To do so the sessions of the panel will examine the conceptualisation and positioning of the human in law both domestic and international, and attempt to determine the moral basis for this. It will also be necessary to determine whether, or under what conditions, this might be compatible with the existence of novel types of conscious being. If personhood is the deciding factor in law, then there is reason to believe and precedent that other consciousnesses should qualify. Furthermore, the sessions will discuss why we cannot afford to ignore these potential challenges, by highlighting existing issues in various legal spheres (including intellectual property) that are the result of technology outpacing legislation and which are the prelude to more far-reaching problems.
The panels, part of Science in Public 2017 (10-12th July 2017, University of Sheffield), will comprise multiple sessions, including:
-A panel discussion session on the Draft Report of the European Parliament Committee on Legal Affairs on granting ‘electronic personhood’ to AI

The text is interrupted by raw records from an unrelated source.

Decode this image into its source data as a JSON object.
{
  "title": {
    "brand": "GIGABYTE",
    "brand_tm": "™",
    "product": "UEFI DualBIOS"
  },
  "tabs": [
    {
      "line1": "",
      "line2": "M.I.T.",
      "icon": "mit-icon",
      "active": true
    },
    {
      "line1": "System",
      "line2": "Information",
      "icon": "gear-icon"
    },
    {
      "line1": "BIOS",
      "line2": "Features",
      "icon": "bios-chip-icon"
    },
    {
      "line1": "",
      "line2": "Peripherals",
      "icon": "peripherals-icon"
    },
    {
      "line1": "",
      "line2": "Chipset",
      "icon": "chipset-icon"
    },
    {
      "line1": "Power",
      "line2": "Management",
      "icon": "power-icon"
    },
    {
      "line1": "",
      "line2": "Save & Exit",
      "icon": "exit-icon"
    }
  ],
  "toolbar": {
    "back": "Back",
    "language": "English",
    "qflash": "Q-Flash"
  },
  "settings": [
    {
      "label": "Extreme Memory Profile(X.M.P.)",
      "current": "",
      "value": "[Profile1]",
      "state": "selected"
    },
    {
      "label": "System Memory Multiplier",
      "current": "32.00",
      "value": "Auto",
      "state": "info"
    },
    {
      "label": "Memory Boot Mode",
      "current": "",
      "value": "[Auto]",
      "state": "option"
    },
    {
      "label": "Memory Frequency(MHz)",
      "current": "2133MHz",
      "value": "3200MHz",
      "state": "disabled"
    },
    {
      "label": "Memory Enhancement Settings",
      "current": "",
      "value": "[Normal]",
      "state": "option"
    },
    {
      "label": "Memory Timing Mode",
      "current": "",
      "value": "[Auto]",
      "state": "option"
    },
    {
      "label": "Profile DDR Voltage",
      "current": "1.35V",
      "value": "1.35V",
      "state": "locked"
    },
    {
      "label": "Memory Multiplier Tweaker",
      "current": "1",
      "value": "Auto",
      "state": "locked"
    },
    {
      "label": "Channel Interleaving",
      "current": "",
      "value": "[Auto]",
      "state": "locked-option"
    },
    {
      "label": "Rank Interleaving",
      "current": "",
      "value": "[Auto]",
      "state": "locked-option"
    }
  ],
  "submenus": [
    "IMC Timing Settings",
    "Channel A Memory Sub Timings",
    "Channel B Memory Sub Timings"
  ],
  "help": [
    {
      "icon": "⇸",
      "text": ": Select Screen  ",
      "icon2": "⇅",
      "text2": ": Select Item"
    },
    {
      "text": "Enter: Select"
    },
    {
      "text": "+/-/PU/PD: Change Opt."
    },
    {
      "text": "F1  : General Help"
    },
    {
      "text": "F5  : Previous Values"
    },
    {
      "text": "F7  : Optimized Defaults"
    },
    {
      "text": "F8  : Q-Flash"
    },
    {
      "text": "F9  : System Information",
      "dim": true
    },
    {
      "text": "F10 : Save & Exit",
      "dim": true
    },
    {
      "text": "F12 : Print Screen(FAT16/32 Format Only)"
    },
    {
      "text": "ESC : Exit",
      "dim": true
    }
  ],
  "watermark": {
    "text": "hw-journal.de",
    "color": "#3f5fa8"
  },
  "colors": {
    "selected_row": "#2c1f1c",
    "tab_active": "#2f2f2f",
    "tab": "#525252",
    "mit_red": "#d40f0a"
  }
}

– Short film on the impacts of new biotechnologies on patient lives and identities, and responses

– Open papers and invited speakers

Papers are welcomed on topics in the area, including:

  1. The conception of human in law
  2. How sci-fi/comics influence the legal imagination of emerging technologies
  3. Duties, liabilities, and obligations to and of enhanced humans and machines
  4. Regulating the already changing face of the human (eg mitochondrial replacement technologies, genome editing, new reproductive technologies, cyborgs)
  5. Intellectual property and the emerging technologies

The panel convenors, David Lawrence and Ilke Turkmendag, are both members of the Law, Innovation, and Society (LIS) research group of Newcastle University Law School (http://www.ncl.ac.uk/nuls/research/groups/lisgroup/)

Please submit paper proposals to http://sipsheff17.group.shef.ac.uk/ by April 18th 2017. Successful submissions will be informed April 26th.

Posted in Bioethics | Tagged , , , | Leave a comment

Tuesday March 28th -Careers in Bioethics with Kate Harvey Senior Research Officer Nuffield Council on Bioethics

I am delighted to announce that Ms Kate Harvey, Senior Research Officer at  the Nuffield Council on Bioethics and King’s alumna, is coming to King’s  share her experience and tips about a career in bioethics next Tuesday.
Kate-high-res-e1407418899499When: Tuesday  28th March, 1600 -1700
Where: S0.13, King’s, Strand Campus
This event is hosted by the Department of Global Health and Social Medicine, but is open to all students with an interest in bioethics/medical ethics.
Contact for this event is Dr Silvia Camporesi, Director, Bioethics & Society programme.
Kate is currently working on ethics of cosmetic procedures, and children’s involvement in clinical research.You can read more about the work of the Nuffield Council on Bioethics here:
and follow Kate on twitter: @kateharvey26
Posted in Bioethics, Careers, MA in Bioethics & Soicety | Tagged | Leave a comment